Independent garden centres and landscape professionals are crazy about native pollinators. Whether or not you’re in the gardening world, bees are an extremely important part of our food source. Experts say that 80% of our food requires pollinator help – which comes from bees, insects and animals – making it important for us to help the bee population.
Throughout the month of March, independent garden centres received PlantSomething materials to use in their garden centres. These materials include the PlantSomething Bee Friendly postcards and posters, making it easier for you to identify which plants to choose for your garden. By selecting bee friendly plants that bloom around the season helps attract more bees to your garden.
In BC there are over 450 types of native bees, however, many of them are solitary and don’t look like traditional bees.

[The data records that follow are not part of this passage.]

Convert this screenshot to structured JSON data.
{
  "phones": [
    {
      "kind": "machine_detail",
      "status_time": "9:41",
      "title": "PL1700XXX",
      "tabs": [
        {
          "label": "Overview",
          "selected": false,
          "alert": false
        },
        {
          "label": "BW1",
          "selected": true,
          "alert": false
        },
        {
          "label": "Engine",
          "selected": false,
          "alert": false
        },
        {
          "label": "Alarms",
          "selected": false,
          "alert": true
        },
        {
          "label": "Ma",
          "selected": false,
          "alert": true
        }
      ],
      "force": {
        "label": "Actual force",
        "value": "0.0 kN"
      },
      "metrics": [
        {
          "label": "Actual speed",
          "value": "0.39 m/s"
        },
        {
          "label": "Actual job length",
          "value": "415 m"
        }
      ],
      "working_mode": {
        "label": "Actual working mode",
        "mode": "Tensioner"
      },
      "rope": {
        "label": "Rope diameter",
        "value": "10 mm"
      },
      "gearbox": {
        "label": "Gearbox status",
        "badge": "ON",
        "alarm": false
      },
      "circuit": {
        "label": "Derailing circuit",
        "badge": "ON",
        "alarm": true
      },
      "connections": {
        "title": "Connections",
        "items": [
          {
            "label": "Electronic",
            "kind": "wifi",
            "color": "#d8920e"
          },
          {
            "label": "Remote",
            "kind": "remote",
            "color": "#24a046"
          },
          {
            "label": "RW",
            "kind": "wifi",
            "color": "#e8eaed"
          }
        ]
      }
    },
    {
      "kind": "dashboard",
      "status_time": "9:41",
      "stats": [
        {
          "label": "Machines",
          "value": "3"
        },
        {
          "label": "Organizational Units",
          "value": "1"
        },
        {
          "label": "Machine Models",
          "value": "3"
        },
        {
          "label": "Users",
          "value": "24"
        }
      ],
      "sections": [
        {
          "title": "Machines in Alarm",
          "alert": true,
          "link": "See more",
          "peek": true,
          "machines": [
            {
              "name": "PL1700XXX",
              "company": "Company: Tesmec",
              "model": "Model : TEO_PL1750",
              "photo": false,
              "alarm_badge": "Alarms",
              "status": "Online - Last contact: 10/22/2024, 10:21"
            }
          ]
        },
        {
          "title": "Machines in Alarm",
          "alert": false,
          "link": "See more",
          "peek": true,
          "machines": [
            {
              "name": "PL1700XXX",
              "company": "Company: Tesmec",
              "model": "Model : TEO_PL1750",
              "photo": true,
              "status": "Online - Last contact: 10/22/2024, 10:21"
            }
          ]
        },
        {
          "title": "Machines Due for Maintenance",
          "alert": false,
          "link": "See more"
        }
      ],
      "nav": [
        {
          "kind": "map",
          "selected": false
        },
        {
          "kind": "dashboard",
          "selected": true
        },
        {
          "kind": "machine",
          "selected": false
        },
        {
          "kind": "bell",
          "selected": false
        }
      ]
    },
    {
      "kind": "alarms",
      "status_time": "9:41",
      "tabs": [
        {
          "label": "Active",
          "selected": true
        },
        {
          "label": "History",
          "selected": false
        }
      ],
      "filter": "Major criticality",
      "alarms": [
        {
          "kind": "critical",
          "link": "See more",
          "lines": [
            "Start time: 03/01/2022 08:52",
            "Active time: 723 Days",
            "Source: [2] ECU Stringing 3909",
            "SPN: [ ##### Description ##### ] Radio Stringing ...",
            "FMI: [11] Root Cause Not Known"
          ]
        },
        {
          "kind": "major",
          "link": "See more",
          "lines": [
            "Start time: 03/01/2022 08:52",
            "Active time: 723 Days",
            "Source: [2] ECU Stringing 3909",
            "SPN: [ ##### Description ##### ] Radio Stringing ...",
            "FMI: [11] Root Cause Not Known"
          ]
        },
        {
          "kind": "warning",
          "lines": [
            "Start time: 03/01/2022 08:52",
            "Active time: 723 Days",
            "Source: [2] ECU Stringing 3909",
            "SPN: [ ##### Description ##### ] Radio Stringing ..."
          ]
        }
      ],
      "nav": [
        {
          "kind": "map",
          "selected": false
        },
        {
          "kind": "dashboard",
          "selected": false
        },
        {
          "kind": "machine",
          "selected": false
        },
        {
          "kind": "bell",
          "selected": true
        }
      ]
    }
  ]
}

Most people can identify a honeybee, or a bumble bee, but garden centres are educating the public about the Blue Orchard Mason Bee, a small bee with a blue-green body. Through workshops at garden centres, gardeners can learn how to position mason bee houses in their yards and care for their new ‘pets’ while helping increase the population of native mason bees in their community.
Professional landscapers are also helping the native bee populations through bee friendly garden designs and suggestions for bee friendly plants to their clients. PlantSomething Bee Friendly magnets are added to the back of landscape trucks to show their commitment to bees.
Bee Gardening Tip #1:
Group like flowers together. By visiting the same flowers bees are able to efficiently collect pollen and pollinate the flowers. Otherwise the bees are constantly re-learning how to enter the flowers to collect the pollen and nectar.
Bee Gardening Tip #2:
Include a small water dish for bees to grab a drink while they are in your garden. Bees, just like us, get thirsty while working in the sun, by providing a little watering hole for the bees you will attract more bees to your garden. Make sure you add small stones to the dish so the bees have a landing area.
Bee Gardening Tip #3:
Using a variety of plants in your garden will help more bees find food. Some bees need smaller flowers with a large landing pad. Other bees, like bumble bees, need larger flowers to access the pollen.
Also make sure that you have flowers that bloom in late winter through to fall. Bees require food as soon as they emerge and the sooner they can find food helps increase their chance of survival.
Use our interactive map on PlantSomethingBC.com to find landscapers and garden centres near you.
Learn more about BC’s native bee population. The Pollination Ecology Lab at SFU is a great resource to explore the different bees that call BC home.